## PROBLEM DETAILS
Within the data below, count the lines that include the word "Object". Provide the number and nothing further.

(Page and application data records)
+===+
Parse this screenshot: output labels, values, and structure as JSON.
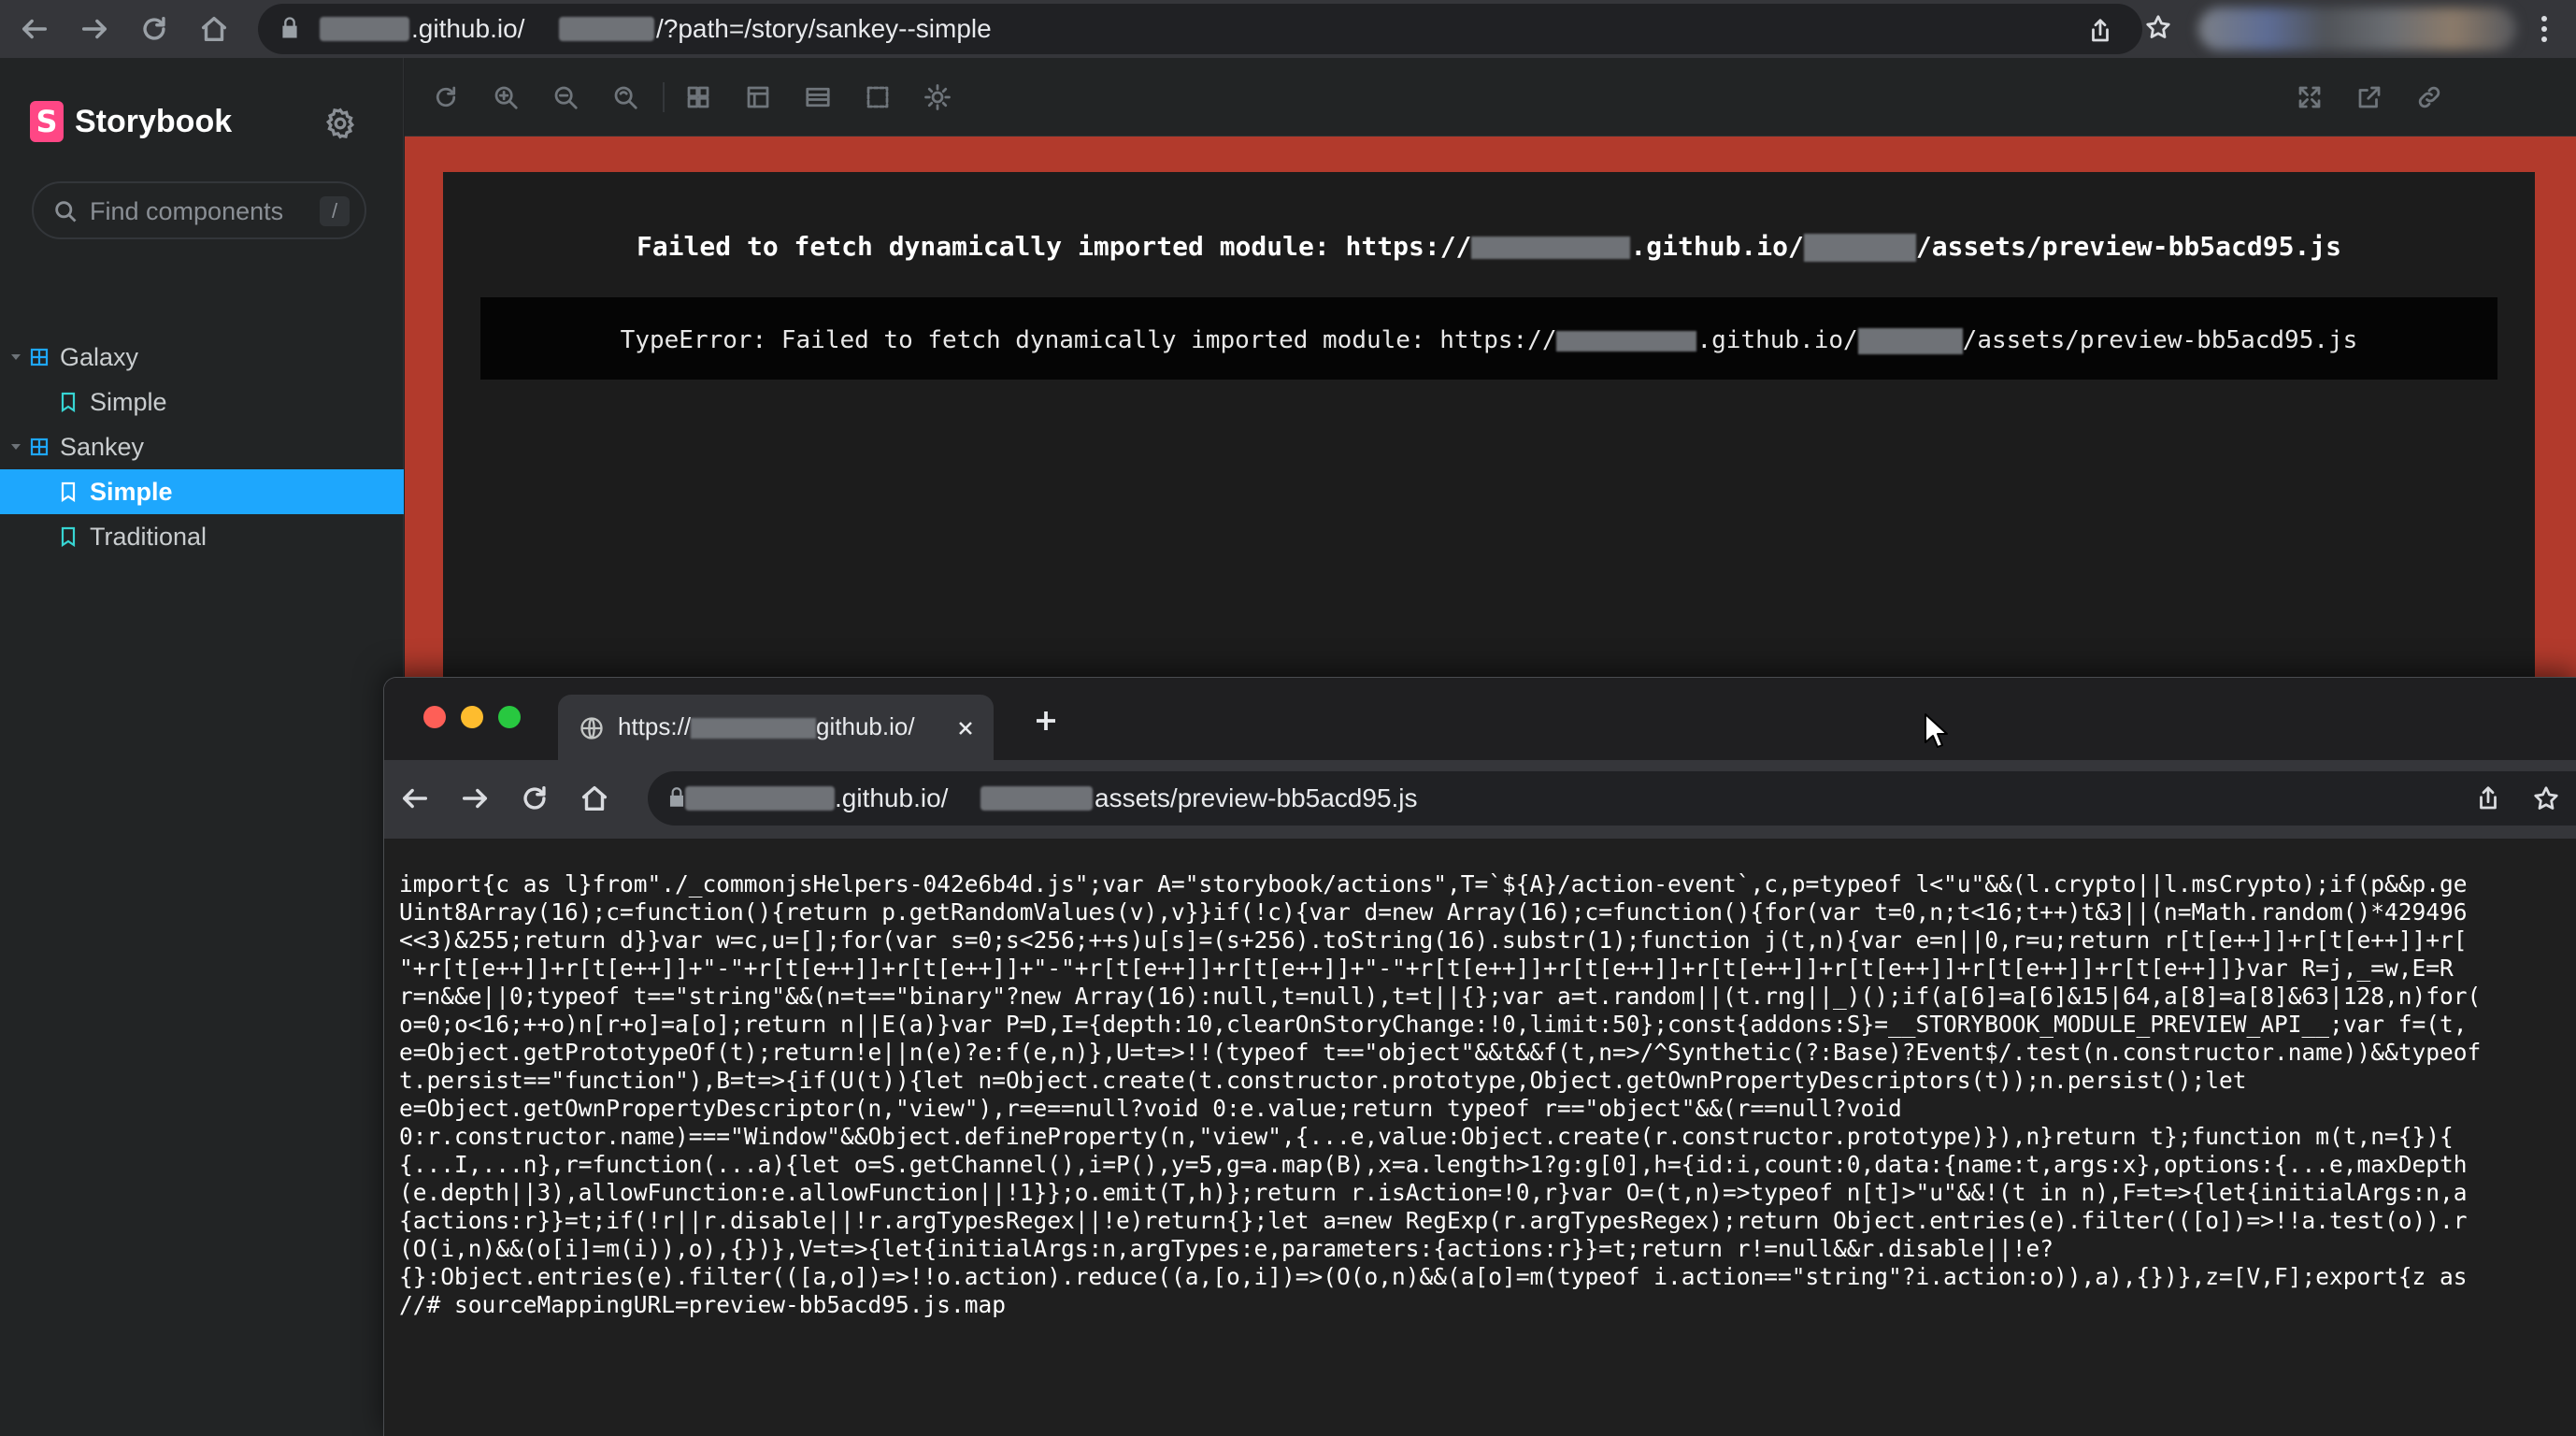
{
  "browser": {
    "url_segments": [
      ".github.io/",
      "/?path=/story/sankey--simple"
    ]
  },
  "sidebar": {
    "brand": "Storybook",
    "brand_mark": "S",
    "search": {
      "placeholder": "Find components",
      "shortcut": "/"
    },
    "tree": [
      {
        "type": "component",
        "label": "Galaxy",
        "expanded": true
      },
      {
        "type": "story",
        "label": "Simple",
        "selected": false
      },
      {
        "type": "component",
        "label": "Sankey",
        "expanded": true
      },
      {
        "type": "story",
        "label": "Simple",
        "selected": true
      },
      {
        "type": "story",
        "label": "Traditional",
        "selected": false
      }
    ]
  },
  "toolbar": {
    "left_icons": [
      "reload-icon",
      "zoom-in-icon",
      "zoom-out-icon",
      "zoom-reset-icon",
      "grid-icon",
      "background-icon",
      "viewport-icon",
      "outline-icon",
      "measure-icon"
    ],
    "right_icons": [
      "fullscreen-icon",
      "open-new-tab-icon",
      "copy-link-icon"
    ]
  },
  "error": {
    "title_prefix": "Failed to fetch dynamically imported module: https://",
    "title_mid": ".github.io/",
    "title_suffix": "/assets/preview-bb5acd95.js",
    "stack_prefix": "TypeError: Failed to fetch dynamically imported module: https://",
    "stack_mid": ".github.io/",
    "stack_suffix": "/assets/preview-bb5acd95.js"
  },
  "second_window": {
    "tab_title_prefix": "https://",
    "tab_title_suffix": "github.io/",
    "url_segments": [
      ".github.io/",
      "assets/preview-bb5acd95.js"
    ],
    "code_lines": [
      "import{c as l}from\"./_commonjsHelpers-042e6b4d.js\";var A=\"storybook/actions\",T=`${A}/action-event`,c,p=typeof l<\"u\"&&(l.crypto||l.msCrypto);if(p&&p.ge",
      "Uint8Array(16);c=function(){return p.getRandomValues(v),v}}if(!c){var d=new Array(16);c=function(){for(var t=0,n;t<16;t++)t&3||(n=Math.random()*429496",
      "<<3)&255;return d}}var w=c,u=[];for(var s=0;s<256;++s)u[s]=(s+256).toString(16).substr(1);function j(t,n){var e=n||0,r=u;return r[t[e++]]+r[t[e++]]+r[",
      "\"+r[t[e++]]+r[t[e++]]+\"-\"+r[t[e++]]+r[t[e++]]+\"-\"+r[t[e++]]+r[t[e++]]+\"-\"+r[t[e++]]+r[t[e++]]+r[t[e++]]+r[t[e++]]+r[t[e++]]+r[t[e++]]}var R=j,_=w,E=R",
      "r=n&&e||0;typeof t==\"string\"&&(n=t==\"binary\"?new Array(16):null,t=null),t=t||{};var a=t.random||(t.rng||_)();if(a[6]=a[6]&15|64,a[8]=a[8]&63|128,n)for(",
      "o=0;o<16;++o)n[r+o]=a[o];return n||E(a)}var P=D,I={depth:10,clearOnStoryChange:!0,limit:50};const{addons:S}=__STORYBOOK_MODULE_PREVIEW_API__;var f=(t,",
      "e=Object.getPrototypeOf(t);return!e||n(e)?e:f(e,n)},U=t=>!!(typeof t==\"object\"&&t&&f(t,n=>/^Synthetic(?:Base)?Event$/.test(n.constructor.name))&&typeof",
      "t.persist==\"function\"),B=t=>{if(U(t)){let n=Object.create(t.constructor.prototype,Object.getOwnPropertyDescriptors(t));n.persist();let",
      "e=Object.getOwnPropertyDescriptor(n,\"view\"),r=e==null?void 0:e.value;return typeof r==\"object\"&&(r==null?void",
      "0:r.constructor.name)===\"Window\"&&Object.defineProperty(n,\"view\",{...e,value:Object.create(r.constructor.prototype)}),n}return t};function m(t,n={}){",
      "{...I,...n},r=function(...a){let o=S.getChannel(),i=P(),y=5,g=a.map(B),x=a.length>1?g:g[0],h={id:i,count:0,data:{name:t,args:x},options:{...e,maxDepth",
      "(e.depth||3),allowFunction:e.allowFunction||!1}};o.emit(T,h)};return r.isAction=!0,r}var O=(t,n)=>typeof n[t]>\"u\"&&!(t in n),F=t=>{let{initialArgs:n,a",
      "{actions:r}}=t;if(!r||r.disable||!r.argTypesRegex||!e)return{};let a=new RegExp(r.argTypesRegex);return Object.entries(e).filter(([o])=>!!a.test(o)).r",
      "(O(i,n)&&(o[i]=m(i)),o),{})},V=t=>{let{initialArgs:n,argTypes:e,parameters:{actions:r}}=t;return r!=null&&r.disable||!e?",
      "{}:Object.entries(e).filter(([a,o])=>!!o.action).reduce((a,[o,i])=>(O(o,n)&&(a[o]=m(typeof i.action==\"string\"?i.action:o)),a),{})},z=[V,F];export{z as",
      "//# sourceMappingURL=preview-bb5acd95.js.map"
    ]
  },
  "colors": {
    "storybook_accent": "#ff4785",
    "selection": "#1ea7fd",
    "error_border": "#b23a2c"
  }
}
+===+
## YOUR SOLUTION
6